Tropical Storm Nanmadol made landfall in southeastern China’s Fujian Province and is now a depression, while further east, Tropical Storm Talas is still headed for Japan.
Infrared satellite imagery from The Atmospheric Sounder Instrument (AIRS) aboard NASA’s Aqua satellite shows two different stories in the tropical cyclones.
AIRS captured an infrared image of Nanmadol on Aug. 31 at 1:05 EDT dissipating quickly over mainland China with a lack of high, thunderstorm clouds. Most of the remnants of Nanmadol are lower, warmer clouds.

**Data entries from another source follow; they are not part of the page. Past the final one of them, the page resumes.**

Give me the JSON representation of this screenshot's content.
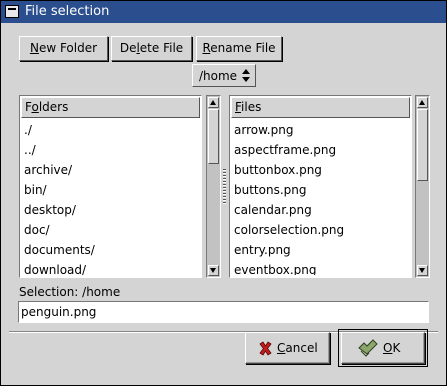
{
  "window": {
    "title": "File selection"
  },
  "buttons": {
    "new_folder": {
      "ul": "N",
      "rest": "ew Folder"
    },
    "delete_file": {
      "pre": "De",
      "ul": "l",
      "rest": "ete File"
    },
    "rename_file": {
      "ul": "R",
      "rest": "ename File"
    }
  },
  "path_combo": {
    "value": "/home"
  },
  "folders": {
    "header_ul": "o",
    "header_pre": "F",
    "header_rest": "lders",
    "items": [
      "./",
      "../",
      "archive/",
      "bin/",
      "desktop/",
      "doc/",
      "documents/",
      "download/"
    ]
  },
  "files": {
    "header_ul": "F",
    "header_rest": "iles",
    "items": [
      "arrow.png",
      "aspectframe.png",
      "buttonbox.png",
      "buttons.png",
      "calendar.png",
      "colorselection.png",
      "entry.png",
      "eventbox.png"
    ]
  },
  "selection": {
    "label": "Selection: /home",
    "value": "penguin.png"
  },
  "dialog_buttons": {
    "cancel": {
      "ul": "C",
      "rest": "ancel"
    },
    "ok": {
      "ul": "O",
      "rest": "K"
    }
  },
  "colors": {
    "titlebar": "#2a4e8e",
    "background": "#d4d4d4"
  }
}
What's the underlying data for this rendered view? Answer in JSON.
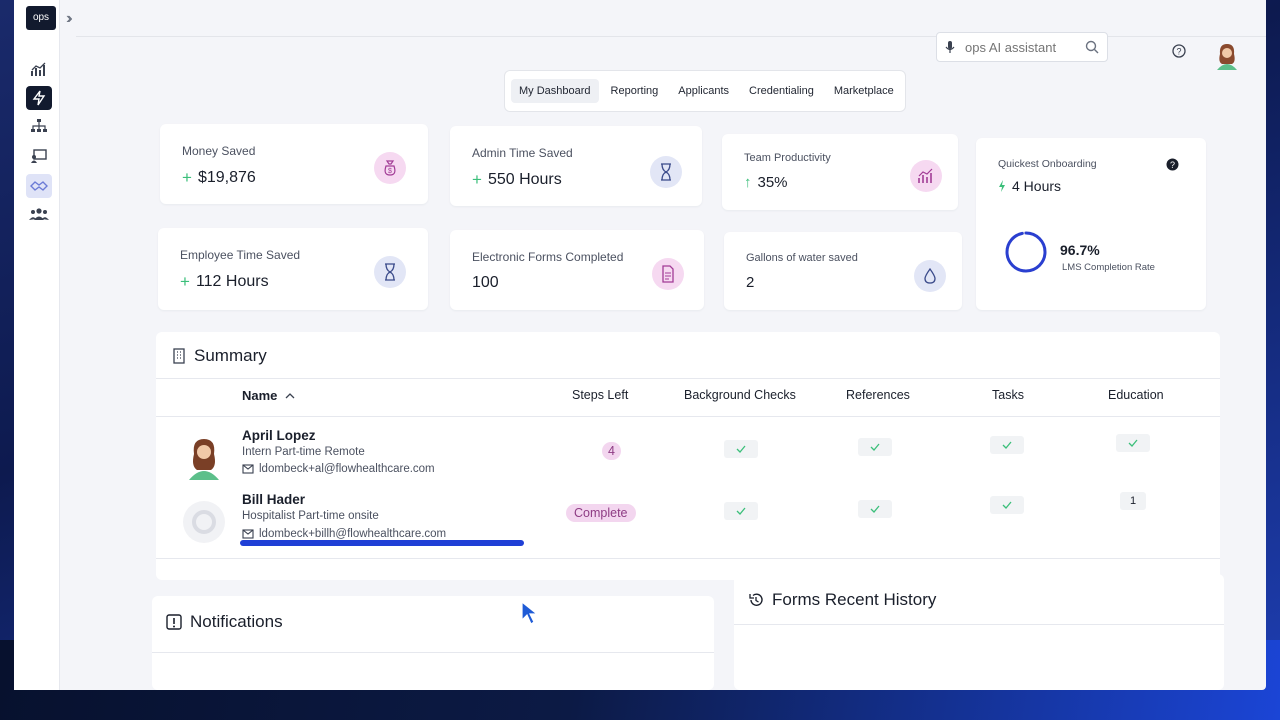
{
  "app": {
    "logo_text": "ops"
  },
  "sidebar": {
    "items": [
      {
        "name": "analytics"
      },
      {
        "name": "lightning"
      },
      {
        "name": "org-chart"
      },
      {
        "name": "presentation"
      },
      {
        "name": "handshake"
      },
      {
        "name": "team"
      }
    ]
  },
  "search": {
    "placeholder": "ops AI assistant"
  },
  "tabs": [
    {
      "label": "My Dashboard",
      "active": true
    },
    {
      "label": "Reporting"
    },
    {
      "label": "Applicants"
    },
    {
      "label": "Credentialing"
    },
    {
      "label": "Marketplace"
    }
  ],
  "cards": {
    "money_saved": {
      "label": "Money Saved",
      "value": "$19,876",
      "prefix": "+",
      "icon": "money-bag-icon"
    },
    "admin_time": {
      "label": "Admin Time Saved",
      "value": "550 Hours",
      "prefix": "+",
      "icon": "hourglass-icon"
    },
    "team_productivity": {
      "label": "Team Productivity",
      "value": "35%",
      "prefix": "↑",
      "icon": "chart-icon"
    },
    "quickest_onboarding": {
      "label": "Quickest Onboarding",
      "value": "4 Hours",
      "icon": "lightning-icon"
    },
    "lms": {
      "percent_text": "96.7%",
      "percent": 96.7,
      "label": "LMS Completion Rate"
    },
    "employee_time": {
      "label": "Employee Time Saved",
      "value": "112 Hours",
      "prefix": "+",
      "icon": "hourglass-icon"
    },
    "forms_completed": {
      "label": "Electronic Forms Completed",
      "value": "100",
      "icon": "document-icon"
    },
    "water_saved": {
      "label": "Gallons of water saved",
      "value": "2",
      "icon": "water-drop-icon"
    }
  },
  "summary": {
    "title": "Summary",
    "columns": [
      "Name",
      "Steps Left",
      "Background Checks",
      "References",
      "Tasks",
      "Education"
    ],
    "rows": [
      {
        "name": "April Lopez",
        "role": "Intern Part-time Remote",
        "email": "ldombeck+al@flowhealthcare.com",
        "steps_left": "4",
        "background": true,
        "references": true,
        "tasks": true,
        "education": true
      },
      {
        "name": "Bill Hader",
        "role": "Hospitalist Part-time onsite",
        "email": "ldombeck+billh@flowhealthcare.com",
        "steps_left": "Complete",
        "background": true,
        "references": true,
        "tasks": true,
        "education": "1"
      }
    ]
  },
  "notifications": {
    "title": "Notifications"
  },
  "forms_history": {
    "title": "Forms Recent History"
  },
  "colors": {
    "accent": "#1f3fd6",
    "pink": "#f6d9f1",
    "green": "#3bbf7a",
    "dark": "#121a2e"
  }
}
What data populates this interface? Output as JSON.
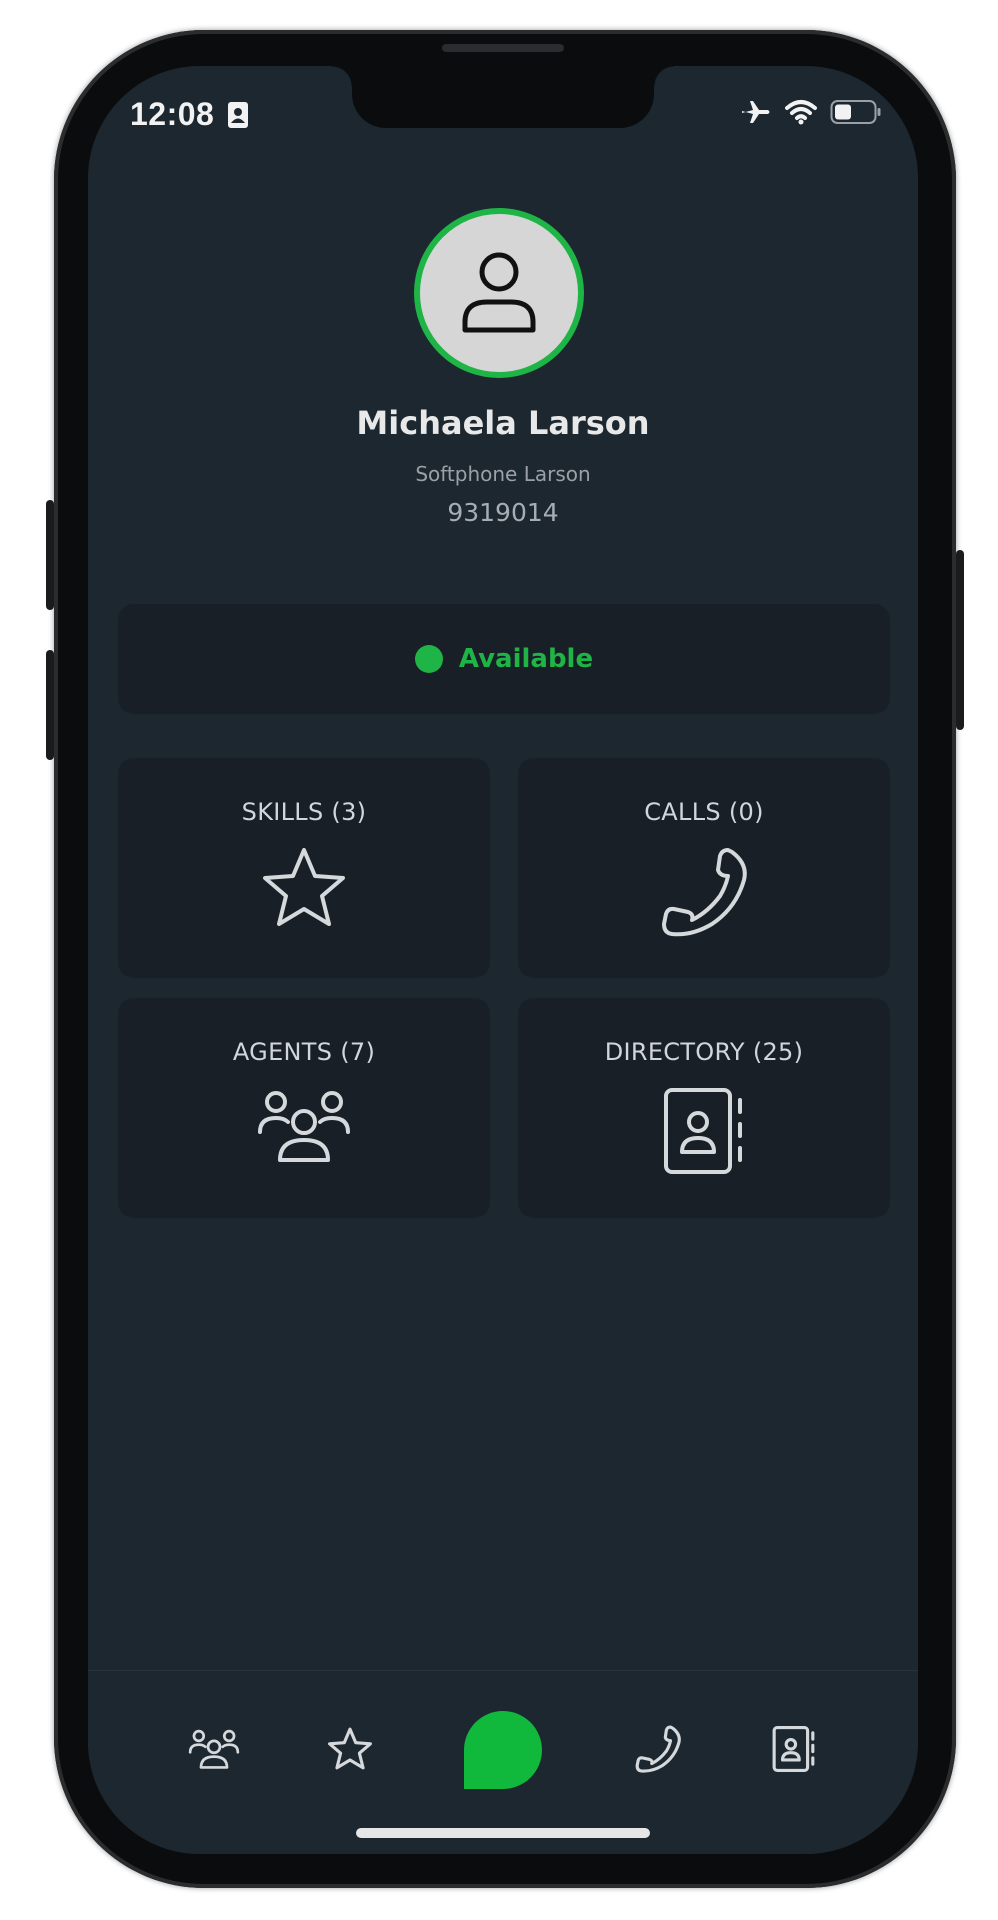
{
  "status_bar": {
    "time": "12:08"
  },
  "profile": {
    "name": "Michaela Larson",
    "device": "Softphone Larson",
    "extension": "9319014"
  },
  "presence": {
    "label": "Available",
    "color": "#1fb446"
  },
  "tiles": [
    {
      "label": "SKILLS (3)",
      "icon": "star-icon"
    },
    {
      "label": "CALLS (0)",
      "icon": "phone-icon"
    },
    {
      "label": "AGENTS (7)",
      "icon": "agents-icon"
    },
    {
      "label": "DIRECTORY (25)",
      "icon": "directory-icon"
    }
  ],
  "tab_bar": [
    {
      "icon": "agents-icon"
    },
    {
      "icon": "star-icon"
    },
    {
      "icon": "chat-bubble-icon"
    },
    {
      "icon": "phone-icon"
    },
    {
      "icon": "directory-icon"
    }
  ],
  "colors": {
    "background": "#1c2730",
    "card": "#181f26",
    "accent": "#1fb446"
  }
}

Tropical Storm Nanmadol made landfall about 2.00 a.m. local time on Aug. 31 (2 p.m. EDT on Aug. 30), in Jinjiang city, located in the Fujian Province, (southeastern) China. Nanmadol was a tropical storm at the time of landfall with sustained winds reported near 44 mph (72 kmh). By 8 a.m. local time/China on August 31 (August 30 at 8 p.m. EDT), Nanmadol’s maximum sustained winds dropped down to 25 knots (29 mph/46 kmh), and it continued to move inland at 4 knots (5 mph/7 kmh). It was located near 24.9 North and 118.7 East. It is expected to dissipate later today or tomorrow.
Agence France-Press reported that Nanmadol destroyed hundreds of homes in Taiwan earlier this week.
AIRS infrared imagery of Tropical Storm Talas late on Aug. 30 (11:29 p.m. EDT) showed the large eastern half contained strong, high, thunderstorm clouds around the center where cloud top temperatures exceed -63F (-52C).
Today, Tropical Storm Talas is still working toward a landfall. The Joint Typhoon Warning Center forecasts a landfall in southern Japan on September 2. Talas still had maximum sustained winds near 55 knots (63 mph/103 kmh), as it did yesterday.
It was located about 465 miles (748 km) south of Kyoto, Japan, near 27.3 North and 136.8 East. It was moving to the northwest at 5 knots (6 mph/XXX). Talas is still a large storm with tropical storm-force winds extending out 210 miles, making it at least 420 miles (675 km) in diameter. Talas continues to intensify as it moves northward. Talas is expected to make landfall Friday and then become extra-tropical after crossing Japan and moving into the Sea of Japan.
Text Credit: Rob Gutro, NASA’s Goddard Space Flight Center, Greenbelt, Md.